An unaltered copy of every line below is the expected output.

#### [PROVIDED DATA]
%%

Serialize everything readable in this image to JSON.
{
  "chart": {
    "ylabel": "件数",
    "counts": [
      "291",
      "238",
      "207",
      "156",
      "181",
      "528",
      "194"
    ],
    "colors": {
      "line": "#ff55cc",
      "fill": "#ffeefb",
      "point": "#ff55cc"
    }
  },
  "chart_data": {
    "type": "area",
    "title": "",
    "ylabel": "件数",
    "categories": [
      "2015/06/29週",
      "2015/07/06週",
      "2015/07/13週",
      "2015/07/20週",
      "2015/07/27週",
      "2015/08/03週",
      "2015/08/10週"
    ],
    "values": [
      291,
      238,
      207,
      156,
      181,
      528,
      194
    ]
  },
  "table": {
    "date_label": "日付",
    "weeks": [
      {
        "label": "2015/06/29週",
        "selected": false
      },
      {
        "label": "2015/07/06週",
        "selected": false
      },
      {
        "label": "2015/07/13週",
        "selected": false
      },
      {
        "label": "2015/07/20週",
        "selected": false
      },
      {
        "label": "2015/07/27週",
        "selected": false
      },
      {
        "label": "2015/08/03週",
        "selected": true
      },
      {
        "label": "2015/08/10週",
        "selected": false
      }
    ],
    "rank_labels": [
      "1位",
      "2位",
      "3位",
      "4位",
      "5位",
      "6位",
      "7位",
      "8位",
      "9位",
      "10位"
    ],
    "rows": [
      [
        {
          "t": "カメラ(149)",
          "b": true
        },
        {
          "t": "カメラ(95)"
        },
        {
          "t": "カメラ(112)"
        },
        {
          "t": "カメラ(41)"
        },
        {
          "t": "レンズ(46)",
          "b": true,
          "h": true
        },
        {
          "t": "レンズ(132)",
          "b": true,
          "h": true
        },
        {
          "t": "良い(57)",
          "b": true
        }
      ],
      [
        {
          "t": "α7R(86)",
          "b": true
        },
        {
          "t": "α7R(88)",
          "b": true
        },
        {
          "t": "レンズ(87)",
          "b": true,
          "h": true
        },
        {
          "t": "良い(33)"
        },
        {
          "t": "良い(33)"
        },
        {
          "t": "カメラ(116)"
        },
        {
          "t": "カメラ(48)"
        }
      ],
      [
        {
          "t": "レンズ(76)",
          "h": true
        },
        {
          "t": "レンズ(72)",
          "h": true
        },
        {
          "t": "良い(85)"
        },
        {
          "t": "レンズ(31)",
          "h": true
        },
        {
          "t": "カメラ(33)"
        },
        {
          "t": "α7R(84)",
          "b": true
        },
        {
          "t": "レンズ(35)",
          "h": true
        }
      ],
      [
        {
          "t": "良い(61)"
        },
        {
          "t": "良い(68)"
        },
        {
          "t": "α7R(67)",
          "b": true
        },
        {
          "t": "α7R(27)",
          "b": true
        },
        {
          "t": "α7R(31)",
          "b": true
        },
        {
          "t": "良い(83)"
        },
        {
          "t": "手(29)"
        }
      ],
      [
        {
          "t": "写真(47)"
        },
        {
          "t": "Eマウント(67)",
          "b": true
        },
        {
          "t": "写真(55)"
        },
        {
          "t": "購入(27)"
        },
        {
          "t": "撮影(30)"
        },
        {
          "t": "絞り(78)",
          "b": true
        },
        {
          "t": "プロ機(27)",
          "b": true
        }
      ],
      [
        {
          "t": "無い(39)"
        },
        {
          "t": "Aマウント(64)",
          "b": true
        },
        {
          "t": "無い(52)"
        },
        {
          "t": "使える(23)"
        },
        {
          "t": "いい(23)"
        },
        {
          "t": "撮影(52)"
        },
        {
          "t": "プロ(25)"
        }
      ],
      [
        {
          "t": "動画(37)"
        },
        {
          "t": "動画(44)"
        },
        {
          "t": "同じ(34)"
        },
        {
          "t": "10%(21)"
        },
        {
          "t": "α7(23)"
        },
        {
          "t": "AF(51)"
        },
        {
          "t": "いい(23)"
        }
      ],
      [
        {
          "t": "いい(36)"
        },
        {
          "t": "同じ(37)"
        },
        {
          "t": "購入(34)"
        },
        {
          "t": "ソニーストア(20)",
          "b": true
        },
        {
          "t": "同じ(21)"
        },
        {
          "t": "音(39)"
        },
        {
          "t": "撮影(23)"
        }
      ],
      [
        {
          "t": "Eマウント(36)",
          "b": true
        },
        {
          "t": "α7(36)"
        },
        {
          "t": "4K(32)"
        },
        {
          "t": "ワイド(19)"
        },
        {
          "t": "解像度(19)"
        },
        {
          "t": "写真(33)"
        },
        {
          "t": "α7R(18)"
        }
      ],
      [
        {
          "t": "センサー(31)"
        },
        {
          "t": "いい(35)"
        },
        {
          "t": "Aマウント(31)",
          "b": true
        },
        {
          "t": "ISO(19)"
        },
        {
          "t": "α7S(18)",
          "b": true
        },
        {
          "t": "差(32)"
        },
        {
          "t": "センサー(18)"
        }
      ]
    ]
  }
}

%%

#### [RESULT OF THE TASK]
Serialize everything readable in this image to JSON.
{
  "chart": {
    "ylabel": "件数",
    "counts": [
      "291",
      "238",
      "207",
      "156",
      "181",
      "528",
      "194"
    ],
    "colors": {
      "line": "#ff55cc",
      "fill": "#ffeefb",
      "point": "#ff55cc"
    }
  },
  "chart_data": {
    "type": "area",
    "title": "",
    "ylabel": "件数",
    "categories": [
      "2015/06/29週",
      "2015/07/06週",
      "2015/07/13週",
      "2015/07/20週",
      "2015/07/27週",
      "2015/08/03週",
      "2015/08/10週"
    ],
    "values": [
      291,
      238,
      207,
      156,
      181,
      528,
      194
    ]
  },
  "table": {
    "date_label": "日付",
    "weeks": [
      {
        "label": "2015/06/29週",
        "selected": false
      },
      {
        "label": "2015/07/06週",
        "selected": false
      },
      {
        "label": "2015/07/13週",
        "selected": false
      },
      {
        "label": "2015/07/20週",
        "selected": false
      },
      {
        "label": "2015/07/27週",
        "selected": false
      },
      {
        "label": "2015/08/03週",
        "selected": true
      },
      {
        "label": "2015/08/10週",
        "selected": false
      }
    ],
    "rank_labels": [
      "1位",
      "2位",
      "3位",
      "4位",
      "5位",
      "6位",
      "7位",
      "8位",
      "9位",
      "10位"
    ],
    "rows": [
      [
        {
          "t": "カメラ(149)",
          "b": true
        },
        {
          "t": "カメラ(95)"
        },
        {
          "t": "カメラ(112)"
        },
        {
          "t": "カメラ(41)"
        },
        {
          "t": "レンズ(46)",
          "b": true,
          "h": true
        },
        {
          "t": "レンズ(132)",
          "b": true,
          "h": true
        },
        {
          "t": "良い(57)",
          "b": true
        }
      ],
      [
        {
          "t": "α7R(86)",
          "b": true
        },
        {
          "t": "α7R(88)",
          "b": true
        },
        {
          "t": "レンズ(87)",
          "b": true,
          "h": true
        },
        {
          "t": "良い(33)"
        },
        {
          "t": "良い(33)"
        },
        {
          "t": "カメラ(116)"
        },
        {
          "t": "カメラ(48)"
        }
      ],
      [
        {
          "t": "レンズ(76)",
          "h": true
        },
        {
          "t": "レンズ(72)",
          "h": true
        },
        {
          "t": "良い(85)"
        },
        {
          "t": "レンズ(31)",
          "h": true
        },
        {
          "t": "カメラ(33)"
        },
        {
          "t": "α7R(84)",
          "b": true
        },
        {
          "t": "レンズ(35)",
          "h": true
        }
      ],
      [
        {
          "t": "良い(61)"
        },
        {
          "t": "良い(68)"
        },
        {
          "t": "α7R(67)",
          "b": true
        },
        {
          "t": "α7R(27)",
          "b": true
        },
        {
          "t": "α7R(31)",
          "b": true
        },
        {
          "t": "良い(83)"
        },
        {
          "t": "手(29)"
        }
      ],
      [
        {
          "t": "写真(47)"
        },
        {
          "t": "Eマウント(67)",
          "b": true
        },
        {
          "t": "写真(55)"
        },
        {
          "t": "購入(27)"
        },
        {
          "t": "撮影(30)"
        },
        {
          "t": "絞り(78)",
          "b": true
        },
        {
          "t": "プロ機(27)",
          "b": true
        }
      ],
      [
        {
          "t": "無い(39)"
        },
        {
          "t": "Aマウント(64)",
          "b": true
        },
        {
          "t": "無い(52)"
        },
        {
          "t": "使える(23)"
        },
        {
          "t": "いい(23)"
        },
        {
          "t": "撮影(52)"
        },
        {
          "t": "プロ(25)"
        }
      ],
      [
        {
          "t": "動画(37)"
        },
        {
          "t": "動画(44)"
        },
        {
          "t": "同じ(34)"
        },
        {
          "t": "10%(21)"
        },
        {
          "t": "α7(23)"
        },
        {
          "t": "AF(51)"
        },
        {
          "t": "いい(23)"
        }
      ],
      [
        {
          "t": "いい(36)"
        },
        {
          "t": "同じ(37)"
        },
        {
          "t": "購入(34)"
        },
        {
          "t": "ソニーストア(20)",
          "b": true
        },
        {
          "t": "同じ(21)"
        },
        {
          "t": "音(39)"
        },
        {
          "t": "撮影(23)"
        }
      ],
      [
        {
          "t": "Eマウント(36)",
          "b": true
        },
        {
          "t": "α7(36)"
        },
        {
          "t": "4K(32)"
        },
        {
          "t": "ワイド(19)"
        },
        {
          "t": "解像度(19)"
        },
        {
          "t": "写真(33)"
        },
        {
          "t": "α7R(18)"
        }
      ],
      [
        {
          "t": "センサー(31)"
        },
        {
          "t": "いい(35)"
        },
        {
          "t": "Aマウント(31)",
          "b": true
        },
        {
          "t": "ISO(19)"
        },
        {
          "t": "α7S(18)",
          "b": true
        },
        {
          "t": "差(32)"
        },
        {
          "t": "センサー(18)"
        }
      ]
    ]
  }
}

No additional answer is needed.